Only moxifloxacin was evaluated in the clinical trial as part of 4-month rifapentine- moxifloxacin regimen. Currently, there are no data regarding fluoroquinolone substitution in the 4-month rifapentine-moxifloxacin regimen, so CDC does not recommend substituting other fluoroquinolones for moxifloxacin in this regimen.
CDC and the National Tuberculosis Controllers Association (NTCA) work with the U.S. Food and Drug Administration (FDA) to monitor drug shortages. Information on current drug shortages is available from FDA. TB programs can report shortages using a form available on the National Tuberculosis Controllers Association website. Shortages can also be reported to FDA directly by e-mail (email@example.com) or telephone (240) 402-7770.
- Interim Guidance: 4-Month Rifapentine-Moxifloxacin Regimen for the Treatment of Drug-Susceptible Pulmonary Tuberculosis – United States, 2022. MMWR Morb Mortal Wkly Rep, 2022
- Dorman SE, Nahid P, Kurbatova EV, Phillips PPJ, Bryant K, Dooley KE, Engle M, Goldberg SV, Phan HTT, Hakim J, Johnson JL, Lourens M, Martinson NA, Muzanyi G, Narunsky K, Nerette S, Nguyen NV, Pham TH, Pierre S, Purfield AE, Samaneka W, Savic RM, Sanne I, Scott NA, Shenje J, Sizemore E, Vernon A, Waja Z, Weiner M, Swindells S, Chaisson RE; AIDS Clinical Trials Group and the Tuberculosis Trials Consortium.
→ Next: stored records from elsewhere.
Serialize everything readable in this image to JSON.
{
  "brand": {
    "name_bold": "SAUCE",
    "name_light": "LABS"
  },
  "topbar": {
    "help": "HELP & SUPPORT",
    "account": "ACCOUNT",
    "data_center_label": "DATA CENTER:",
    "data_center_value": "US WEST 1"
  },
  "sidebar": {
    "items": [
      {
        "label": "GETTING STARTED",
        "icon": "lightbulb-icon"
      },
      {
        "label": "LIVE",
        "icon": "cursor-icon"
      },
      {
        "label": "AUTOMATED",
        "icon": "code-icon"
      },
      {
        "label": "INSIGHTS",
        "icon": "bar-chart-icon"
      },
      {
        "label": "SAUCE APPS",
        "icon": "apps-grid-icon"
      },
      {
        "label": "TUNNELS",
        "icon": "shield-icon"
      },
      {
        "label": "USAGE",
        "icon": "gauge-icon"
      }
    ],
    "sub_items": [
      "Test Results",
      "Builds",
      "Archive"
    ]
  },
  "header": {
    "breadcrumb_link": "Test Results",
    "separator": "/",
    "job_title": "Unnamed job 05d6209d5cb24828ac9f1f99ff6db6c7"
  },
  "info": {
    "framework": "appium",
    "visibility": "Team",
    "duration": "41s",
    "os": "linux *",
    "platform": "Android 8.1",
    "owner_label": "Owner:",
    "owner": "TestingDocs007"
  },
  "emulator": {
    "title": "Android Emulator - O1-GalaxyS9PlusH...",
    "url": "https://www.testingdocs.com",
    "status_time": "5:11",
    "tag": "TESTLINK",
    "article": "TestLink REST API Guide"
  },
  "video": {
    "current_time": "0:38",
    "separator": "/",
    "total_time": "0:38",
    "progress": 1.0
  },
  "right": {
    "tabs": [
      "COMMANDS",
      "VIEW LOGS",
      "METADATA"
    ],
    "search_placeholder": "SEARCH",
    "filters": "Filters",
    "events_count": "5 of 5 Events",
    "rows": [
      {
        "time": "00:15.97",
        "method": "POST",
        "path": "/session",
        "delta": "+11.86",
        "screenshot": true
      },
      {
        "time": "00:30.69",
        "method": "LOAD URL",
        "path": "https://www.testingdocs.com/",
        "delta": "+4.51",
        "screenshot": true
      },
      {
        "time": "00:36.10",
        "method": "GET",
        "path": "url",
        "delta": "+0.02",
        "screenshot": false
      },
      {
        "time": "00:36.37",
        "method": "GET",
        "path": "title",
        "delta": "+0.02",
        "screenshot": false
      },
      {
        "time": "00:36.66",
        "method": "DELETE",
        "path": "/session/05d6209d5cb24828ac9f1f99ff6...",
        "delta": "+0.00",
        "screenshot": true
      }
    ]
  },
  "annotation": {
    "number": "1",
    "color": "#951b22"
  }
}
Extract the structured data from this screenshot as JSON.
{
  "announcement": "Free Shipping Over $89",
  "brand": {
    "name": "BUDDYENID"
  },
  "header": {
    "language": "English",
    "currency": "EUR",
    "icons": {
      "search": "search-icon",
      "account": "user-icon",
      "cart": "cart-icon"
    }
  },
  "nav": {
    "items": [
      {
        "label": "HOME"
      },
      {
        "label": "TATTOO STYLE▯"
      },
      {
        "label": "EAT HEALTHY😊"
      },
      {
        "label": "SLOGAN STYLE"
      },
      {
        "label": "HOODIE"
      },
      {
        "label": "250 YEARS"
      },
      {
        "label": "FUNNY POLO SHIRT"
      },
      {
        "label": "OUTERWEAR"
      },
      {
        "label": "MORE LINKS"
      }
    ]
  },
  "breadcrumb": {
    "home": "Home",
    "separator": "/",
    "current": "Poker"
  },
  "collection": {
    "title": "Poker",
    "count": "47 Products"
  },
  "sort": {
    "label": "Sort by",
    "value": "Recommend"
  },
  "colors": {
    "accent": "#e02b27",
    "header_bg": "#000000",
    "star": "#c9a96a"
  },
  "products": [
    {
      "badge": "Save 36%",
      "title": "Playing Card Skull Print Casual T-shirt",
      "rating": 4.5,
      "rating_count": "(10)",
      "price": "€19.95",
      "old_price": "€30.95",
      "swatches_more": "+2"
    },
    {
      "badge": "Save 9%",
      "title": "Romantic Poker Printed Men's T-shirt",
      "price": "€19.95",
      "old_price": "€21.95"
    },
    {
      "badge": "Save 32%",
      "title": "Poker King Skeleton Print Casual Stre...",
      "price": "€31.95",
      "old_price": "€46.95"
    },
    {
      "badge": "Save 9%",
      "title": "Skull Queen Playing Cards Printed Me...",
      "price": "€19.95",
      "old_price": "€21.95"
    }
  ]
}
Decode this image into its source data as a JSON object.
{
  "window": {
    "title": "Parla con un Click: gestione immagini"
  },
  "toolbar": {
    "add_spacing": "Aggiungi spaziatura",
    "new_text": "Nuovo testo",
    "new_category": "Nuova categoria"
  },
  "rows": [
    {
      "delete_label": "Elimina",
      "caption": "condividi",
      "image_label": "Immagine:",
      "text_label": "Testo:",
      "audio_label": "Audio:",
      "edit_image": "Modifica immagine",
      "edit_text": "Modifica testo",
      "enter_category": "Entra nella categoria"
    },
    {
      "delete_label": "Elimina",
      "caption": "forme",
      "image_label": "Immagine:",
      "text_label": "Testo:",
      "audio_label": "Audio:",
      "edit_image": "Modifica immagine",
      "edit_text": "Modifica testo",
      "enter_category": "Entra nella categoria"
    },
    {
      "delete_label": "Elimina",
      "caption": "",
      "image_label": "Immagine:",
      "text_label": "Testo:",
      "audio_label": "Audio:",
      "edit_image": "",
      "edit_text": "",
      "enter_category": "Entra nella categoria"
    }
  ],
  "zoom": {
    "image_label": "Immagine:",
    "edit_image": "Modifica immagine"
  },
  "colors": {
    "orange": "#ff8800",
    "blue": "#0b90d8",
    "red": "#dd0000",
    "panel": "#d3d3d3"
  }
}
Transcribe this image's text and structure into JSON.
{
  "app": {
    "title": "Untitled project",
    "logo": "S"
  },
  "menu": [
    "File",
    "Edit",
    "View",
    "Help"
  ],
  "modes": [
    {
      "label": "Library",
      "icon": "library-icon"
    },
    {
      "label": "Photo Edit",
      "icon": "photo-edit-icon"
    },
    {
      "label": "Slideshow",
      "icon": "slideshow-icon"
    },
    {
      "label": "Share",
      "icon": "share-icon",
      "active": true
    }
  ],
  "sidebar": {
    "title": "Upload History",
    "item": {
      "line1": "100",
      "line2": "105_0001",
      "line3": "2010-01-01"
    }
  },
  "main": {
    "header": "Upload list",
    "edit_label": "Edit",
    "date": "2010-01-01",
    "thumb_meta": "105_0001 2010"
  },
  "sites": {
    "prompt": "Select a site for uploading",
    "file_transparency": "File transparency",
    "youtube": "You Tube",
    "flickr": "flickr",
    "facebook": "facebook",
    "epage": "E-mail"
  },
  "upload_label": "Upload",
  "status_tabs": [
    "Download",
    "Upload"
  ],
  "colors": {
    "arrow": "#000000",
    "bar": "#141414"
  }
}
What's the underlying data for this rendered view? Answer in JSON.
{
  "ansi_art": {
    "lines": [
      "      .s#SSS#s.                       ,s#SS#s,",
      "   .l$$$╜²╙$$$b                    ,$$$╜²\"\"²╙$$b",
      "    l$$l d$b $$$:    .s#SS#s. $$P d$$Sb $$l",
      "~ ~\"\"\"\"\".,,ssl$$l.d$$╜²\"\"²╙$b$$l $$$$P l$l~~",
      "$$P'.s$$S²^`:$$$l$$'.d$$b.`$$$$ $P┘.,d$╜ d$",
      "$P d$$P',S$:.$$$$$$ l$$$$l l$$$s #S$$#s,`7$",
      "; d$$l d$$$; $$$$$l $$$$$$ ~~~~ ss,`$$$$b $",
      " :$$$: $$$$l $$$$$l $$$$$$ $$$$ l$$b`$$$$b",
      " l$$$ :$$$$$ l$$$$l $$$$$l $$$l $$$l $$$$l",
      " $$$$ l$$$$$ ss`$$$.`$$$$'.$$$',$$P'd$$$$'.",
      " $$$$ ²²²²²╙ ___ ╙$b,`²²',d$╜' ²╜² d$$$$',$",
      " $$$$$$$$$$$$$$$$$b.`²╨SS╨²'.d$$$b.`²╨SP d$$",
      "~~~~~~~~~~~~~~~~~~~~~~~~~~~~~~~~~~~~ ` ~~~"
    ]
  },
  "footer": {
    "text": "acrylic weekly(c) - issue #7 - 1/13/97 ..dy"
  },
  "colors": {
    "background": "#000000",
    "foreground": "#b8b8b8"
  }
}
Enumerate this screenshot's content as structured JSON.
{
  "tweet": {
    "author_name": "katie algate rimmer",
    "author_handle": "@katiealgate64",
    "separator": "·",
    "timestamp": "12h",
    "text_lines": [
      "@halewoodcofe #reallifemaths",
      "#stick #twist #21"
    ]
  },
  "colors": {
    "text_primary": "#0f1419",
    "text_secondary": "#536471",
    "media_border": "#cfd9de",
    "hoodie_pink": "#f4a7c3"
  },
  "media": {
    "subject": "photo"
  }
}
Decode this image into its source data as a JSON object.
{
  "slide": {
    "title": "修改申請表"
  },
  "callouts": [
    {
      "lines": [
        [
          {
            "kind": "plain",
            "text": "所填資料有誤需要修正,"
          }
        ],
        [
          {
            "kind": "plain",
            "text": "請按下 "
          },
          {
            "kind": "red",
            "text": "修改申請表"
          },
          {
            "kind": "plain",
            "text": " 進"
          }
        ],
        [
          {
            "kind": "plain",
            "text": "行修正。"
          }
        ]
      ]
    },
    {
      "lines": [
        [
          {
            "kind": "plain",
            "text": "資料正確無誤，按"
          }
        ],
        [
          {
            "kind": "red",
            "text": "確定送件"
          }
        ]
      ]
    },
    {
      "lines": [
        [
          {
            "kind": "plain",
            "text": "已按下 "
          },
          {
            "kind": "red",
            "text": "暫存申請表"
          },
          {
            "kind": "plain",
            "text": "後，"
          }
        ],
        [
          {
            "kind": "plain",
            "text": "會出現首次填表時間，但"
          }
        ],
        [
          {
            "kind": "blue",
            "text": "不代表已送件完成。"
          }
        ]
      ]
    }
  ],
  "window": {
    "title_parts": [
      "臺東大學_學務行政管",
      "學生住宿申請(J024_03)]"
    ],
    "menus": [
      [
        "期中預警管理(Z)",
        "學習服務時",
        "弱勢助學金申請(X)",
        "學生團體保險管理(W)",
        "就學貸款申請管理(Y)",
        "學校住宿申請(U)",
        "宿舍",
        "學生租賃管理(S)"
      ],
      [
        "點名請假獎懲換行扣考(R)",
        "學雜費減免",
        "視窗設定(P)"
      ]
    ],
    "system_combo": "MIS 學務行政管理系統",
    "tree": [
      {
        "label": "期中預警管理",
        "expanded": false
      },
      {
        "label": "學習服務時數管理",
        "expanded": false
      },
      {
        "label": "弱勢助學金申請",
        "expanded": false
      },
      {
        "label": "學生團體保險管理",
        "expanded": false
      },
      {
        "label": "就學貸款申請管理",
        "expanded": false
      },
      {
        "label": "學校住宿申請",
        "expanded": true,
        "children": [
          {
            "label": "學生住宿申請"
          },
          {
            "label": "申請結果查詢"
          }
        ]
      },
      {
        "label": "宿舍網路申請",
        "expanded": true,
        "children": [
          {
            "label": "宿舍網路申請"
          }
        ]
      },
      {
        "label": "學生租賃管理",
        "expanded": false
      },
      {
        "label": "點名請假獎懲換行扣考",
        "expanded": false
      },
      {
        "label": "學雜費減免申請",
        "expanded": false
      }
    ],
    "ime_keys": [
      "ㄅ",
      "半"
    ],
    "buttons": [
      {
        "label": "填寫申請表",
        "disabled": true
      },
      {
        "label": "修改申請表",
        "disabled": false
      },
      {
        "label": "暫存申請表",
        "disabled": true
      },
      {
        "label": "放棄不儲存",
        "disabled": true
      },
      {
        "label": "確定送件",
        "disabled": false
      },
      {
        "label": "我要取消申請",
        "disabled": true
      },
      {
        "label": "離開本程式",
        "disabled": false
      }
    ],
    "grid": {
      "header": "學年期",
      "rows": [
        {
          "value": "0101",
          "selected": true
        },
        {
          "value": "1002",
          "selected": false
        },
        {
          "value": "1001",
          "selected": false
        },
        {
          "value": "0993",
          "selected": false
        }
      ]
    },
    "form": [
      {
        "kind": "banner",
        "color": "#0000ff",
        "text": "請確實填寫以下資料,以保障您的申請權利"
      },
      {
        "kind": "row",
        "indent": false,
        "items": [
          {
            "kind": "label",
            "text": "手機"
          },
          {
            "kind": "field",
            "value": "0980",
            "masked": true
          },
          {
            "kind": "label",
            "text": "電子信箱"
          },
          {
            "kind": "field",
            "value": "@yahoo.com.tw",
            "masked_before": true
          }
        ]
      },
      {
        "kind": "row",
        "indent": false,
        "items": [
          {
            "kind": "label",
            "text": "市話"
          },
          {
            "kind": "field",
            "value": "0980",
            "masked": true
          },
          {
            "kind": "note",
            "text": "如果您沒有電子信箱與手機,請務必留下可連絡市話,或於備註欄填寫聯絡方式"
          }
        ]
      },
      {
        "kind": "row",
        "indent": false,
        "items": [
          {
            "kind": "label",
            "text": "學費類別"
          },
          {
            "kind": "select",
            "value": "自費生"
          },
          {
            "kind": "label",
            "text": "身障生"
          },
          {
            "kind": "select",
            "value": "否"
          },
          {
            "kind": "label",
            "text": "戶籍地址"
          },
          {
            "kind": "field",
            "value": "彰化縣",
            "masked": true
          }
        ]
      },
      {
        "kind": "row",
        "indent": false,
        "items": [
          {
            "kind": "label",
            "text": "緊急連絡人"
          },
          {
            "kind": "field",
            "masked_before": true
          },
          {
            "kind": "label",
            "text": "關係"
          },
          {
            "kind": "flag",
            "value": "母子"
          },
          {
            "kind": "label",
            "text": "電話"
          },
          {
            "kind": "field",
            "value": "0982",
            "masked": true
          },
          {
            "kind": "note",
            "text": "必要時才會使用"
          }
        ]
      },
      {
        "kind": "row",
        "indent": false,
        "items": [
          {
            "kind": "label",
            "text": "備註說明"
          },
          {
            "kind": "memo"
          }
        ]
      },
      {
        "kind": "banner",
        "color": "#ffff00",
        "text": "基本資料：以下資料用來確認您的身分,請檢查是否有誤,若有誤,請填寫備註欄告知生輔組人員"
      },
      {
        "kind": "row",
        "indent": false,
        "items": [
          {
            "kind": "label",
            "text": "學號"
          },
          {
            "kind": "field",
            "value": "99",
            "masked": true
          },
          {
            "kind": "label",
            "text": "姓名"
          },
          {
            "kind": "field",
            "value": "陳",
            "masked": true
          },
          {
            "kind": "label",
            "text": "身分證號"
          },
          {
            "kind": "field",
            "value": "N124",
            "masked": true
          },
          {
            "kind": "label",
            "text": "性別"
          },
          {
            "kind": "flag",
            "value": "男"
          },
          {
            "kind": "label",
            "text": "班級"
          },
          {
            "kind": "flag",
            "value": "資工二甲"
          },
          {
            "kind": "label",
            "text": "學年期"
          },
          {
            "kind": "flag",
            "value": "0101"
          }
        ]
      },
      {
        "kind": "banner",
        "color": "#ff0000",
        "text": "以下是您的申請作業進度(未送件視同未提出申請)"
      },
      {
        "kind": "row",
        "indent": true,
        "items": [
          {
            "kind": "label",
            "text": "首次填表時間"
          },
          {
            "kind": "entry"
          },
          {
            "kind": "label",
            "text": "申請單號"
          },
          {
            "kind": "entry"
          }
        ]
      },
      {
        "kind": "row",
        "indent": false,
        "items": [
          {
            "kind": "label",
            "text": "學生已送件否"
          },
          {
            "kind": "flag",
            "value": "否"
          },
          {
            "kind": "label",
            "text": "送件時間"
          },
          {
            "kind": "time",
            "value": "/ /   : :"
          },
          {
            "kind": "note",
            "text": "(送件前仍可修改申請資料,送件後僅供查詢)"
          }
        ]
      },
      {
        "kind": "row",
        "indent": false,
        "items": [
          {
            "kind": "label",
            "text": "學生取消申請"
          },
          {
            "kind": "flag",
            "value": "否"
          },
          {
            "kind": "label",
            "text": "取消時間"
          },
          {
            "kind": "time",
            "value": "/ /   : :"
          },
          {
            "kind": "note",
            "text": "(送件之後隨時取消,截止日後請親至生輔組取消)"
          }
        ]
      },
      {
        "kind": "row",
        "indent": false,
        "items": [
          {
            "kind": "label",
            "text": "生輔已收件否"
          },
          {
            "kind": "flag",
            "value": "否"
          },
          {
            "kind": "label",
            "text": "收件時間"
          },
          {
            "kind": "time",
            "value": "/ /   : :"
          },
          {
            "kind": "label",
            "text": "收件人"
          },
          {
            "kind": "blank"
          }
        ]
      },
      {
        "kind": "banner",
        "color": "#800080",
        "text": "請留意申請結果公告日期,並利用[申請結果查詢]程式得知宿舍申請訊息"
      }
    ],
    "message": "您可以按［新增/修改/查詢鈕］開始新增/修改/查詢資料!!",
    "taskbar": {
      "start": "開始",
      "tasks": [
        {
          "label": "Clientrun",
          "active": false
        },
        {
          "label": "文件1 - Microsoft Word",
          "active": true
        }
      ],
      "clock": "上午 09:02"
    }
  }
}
Four-month rifapentine regimens with or without moxifloxacin for tuberculosis. N Engl J Med 2021;384:1705–18
- Treatment Regimens for TB Disease
- State TB Control Offices
- TB Centers of Excellence for Training, Education, and Medical Consultation
- Official American Thoracic Society/Centers for Disease Control and Prevention/Infectious Diseases Society of America Clinical Practice Guidelines: Treatment of Drug-Susceptible Tuberculosis
- National Tuberculosis Controllers Association
- National Society of TB Clinicians
- Considerations for Specific Groups of People with TB Disease
- Treatment Regimen Checklist for Healthcare Providers